The recommendations contained in the students’ final report would be of great use to the company, which would implement almost all of them.

Many of Scotland’s universities operate industry-led student based learning projects, where companies put forward real business challenges for students to tackle. Students work with the companies, where they scope out a defined brief, undertake research and deliver their findings, analysis and recommendations to the business.

Projects can include group work, covering 8-12 weeks, or students can undertake an individual company sponsored dissertation on a specific research topic. The stakes are high for students as it often forms a large part of their final grade.

Feedback from the university departments is that they greatly welcome the connections Interface makes for them with a diverse range of businesses bringing a variety of challenging projects.

The team at Interface work with hundreds of businesses every year to find them the right academic expertise to develop new products, services and processes. In some instances, the solution may connect businesses with students.

Academic–business collaboration extends beyond laboratory based research and development: business process innovation, strategy development such as identifying new customers or suppliers, analysing the impact of new legislation or regulations, pursuing global markets or business planning can all be undertaken.

Feedback from the businesses and students has been really positive with both gaining great benefits from the collaborations.
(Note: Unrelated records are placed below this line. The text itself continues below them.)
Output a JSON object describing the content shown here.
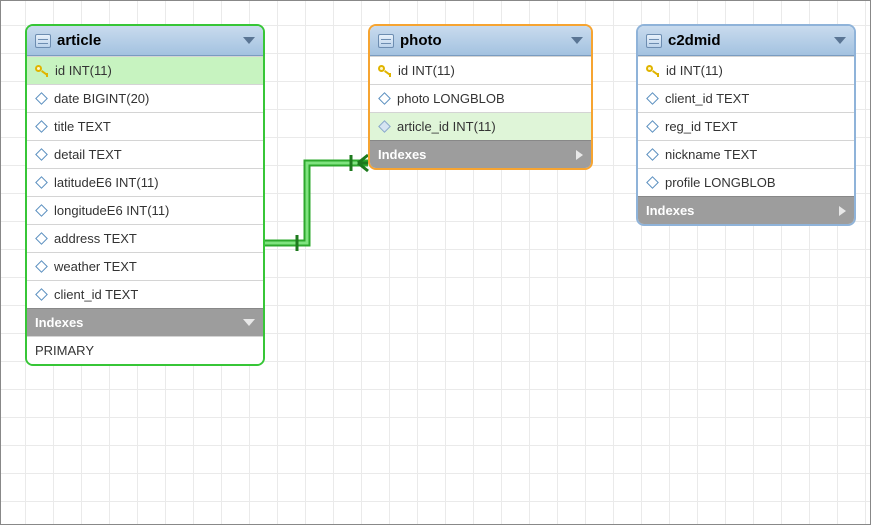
{
  "tables": {
    "article": {
      "name": "article",
      "columns": [
        {
          "label": "id INT(11)",
          "pk": true
        },
        {
          "label": "date BIGINT(20)"
        },
        {
          "label": "title TEXT"
        },
        {
          "label": "detail TEXT"
        },
        {
          "label": "latitudeE6 INT(11)"
        },
        {
          "label": "longitudeE6 INT(11)"
        },
        {
          "label": "address TEXT"
        },
        {
          "label": "weather TEXT"
        },
        {
          "label": "client_id TEXT"
        }
      ],
      "indexes_label": "Indexes",
      "index_items": [
        "PRIMARY"
      ]
    },
    "photo": {
      "name": "photo",
      "columns": [
        {
          "label": "id INT(11)",
          "pk": true
        },
        {
          "label": "photo LONGBLOB"
        },
        {
          "label": "article_id INT(11)",
          "fk": true
        }
      ],
      "indexes_label": "Indexes"
    },
    "c2dmid": {
      "name": "c2dmid",
      "columns": [
        {
          "label": "id INT(11)",
          "pk": true
        },
        {
          "label": "client_id TEXT"
        },
        {
          "label": "reg_id TEXT"
        },
        {
          "label": "nickname TEXT"
        },
        {
          "label": "profile LONGBLOB"
        }
      ],
      "indexes_label": "Indexes"
    }
  },
  "relationship": {
    "from": "article.id",
    "to": "photo.article_id",
    "cardinality": "one-to-many"
  }
}
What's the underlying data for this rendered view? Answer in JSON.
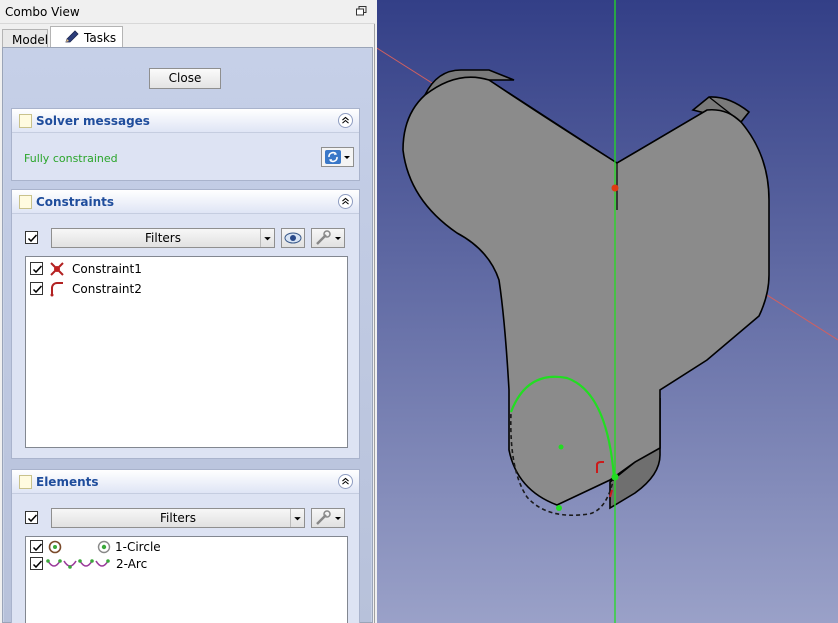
{
  "combo_view": {
    "title": "Combo View",
    "tabs": [
      {
        "label": "Model"
      },
      {
        "label": "Tasks"
      }
    ]
  },
  "tasks": {
    "close_label": "Close",
    "solver": {
      "title": "Solver messages",
      "status": "Fully constrained"
    },
    "constraints": {
      "title": "Constraints",
      "filters_label": "Filters",
      "items": [
        {
          "label": "Constraint1",
          "icon": "coincident-constraint-icon"
        },
        {
          "label": "Constraint2",
          "icon": "radius-constraint-icon"
        }
      ]
    },
    "elements": {
      "title": "Elements",
      "filters_label": "Filters",
      "items": [
        {
          "label": "1-Circle",
          "icon": "circle-element-icon"
        },
        {
          "label": "2-Arc",
          "icon": "arc-element-icon"
        }
      ]
    }
  },
  "colors": {
    "accent_title": "#1f4d9c",
    "status_ok": "#2aa52a",
    "sketch_geometry": "#22dd22",
    "axis_x": "#d06060",
    "axis_y": "#22dd22"
  }
}
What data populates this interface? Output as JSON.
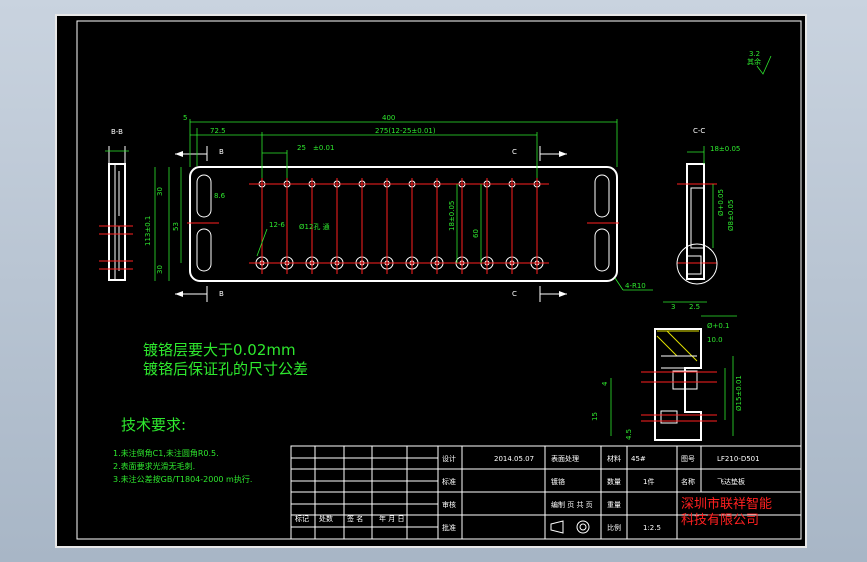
{
  "section_labels": {
    "bb": "B-B",
    "cc": "C-C",
    "b": "B",
    "c": "C"
  },
  "roughness": {
    "value": "3.2",
    "label": "其余"
  },
  "dimensions": {
    "d400": "400",
    "d5": "5",
    "d72_5": "72.5",
    "d275": "275(12-25±0.01)",
    "d25": "25",
    "d25tol": "±0.01",
    "d86": "8.6",
    "d30a": "30",
    "d53": "53",
    "d113": "113±0.1",
    "d30b": "30",
    "d12_6": "12-6",
    "d12_hole": "Ø12孔 通",
    "d18": "18±0.05",
    "d60": "60",
    "d4_r10": "4-R10",
    "c_top": "18±0.05",
    "c_v1": "Ø+0.05",
    "c_v2": "Ø8±0.05",
    "c_bottom_a": "3",
    "c_bottom_b": "2.5",
    "det_d1": "Ø+0.1",
    "det_d2": "10.0",
    "det_v1": "4",
    "det_v2": "15",
    "det_v3": "4.5",
    "det_v4": "Ø15±0.01"
  },
  "notes": {
    "plating_1": "镀铬层要大于0.02mm",
    "plating_2": "镀铬后保证孔的尺寸公差",
    "tech_title": "技术要求:",
    "tech_1": "1.未注倒角C1,未注圆角R0.5.",
    "tech_2": "2.表面要求光滑无毛刺.",
    "tech_3": "3.未注公差按GB/T1804-2000 m执行."
  },
  "title_block": {
    "design": "设计",
    "date": "2014.05.07",
    "surface_label": "表面处理",
    "material_label": "材料",
    "material_value": "45#",
    "drawing_no_label": "图号",
    "drawing_no_value": "LF210-D501",
    "standard": "标准",
    "plating": "镀铬",
    "qty_label": "数量",
    "qty_value": "1件",
    "name_label": "名称",
    "name_value": "飞达垫板",
    "review": "审核",
    "drawing": "编制 页 共 页",
    "weight": "重量",
    "approve": "批准",
    "scale_label": "比例",
    "scale_value": "1:2.5",
    "mark": "标记",
    "count": "处数",
    "sign": "签 名",
    "ymd": "年 月 日",
    "company_1": "深圳市联祥智能",
    "company_2": "科技有限公司"
  }
}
We’ve heard from businesses that the projects have made tangible differences to their growth, future direction and strategy, while the students rise to the challenge of tackling real business problems, often finding that their suggested solutions are being implemented by the companies.

“In addition, these projects can often be the start of a longer term relationship between the university and the business.”

Comments made by the businesses which have worked with students included:

“We can definitely take things away from what they’ve done and apply them in our world.”

“Great use of personal experience and a global perspective.”

“Strengthened our belief in some of the things we could do.”

“Definitely some nuggets to pick up on”.

As Nick Oliver, Professor of Management at the University of Edinburgh’s Business School, said to me recently, there really is no substitute for students rolling their sleeves up and working with real-life problems – and it’s a real selling point for the university as it is one of the reasons students are attracted to a university.

• Louise Arnold, business engagement executive, Interface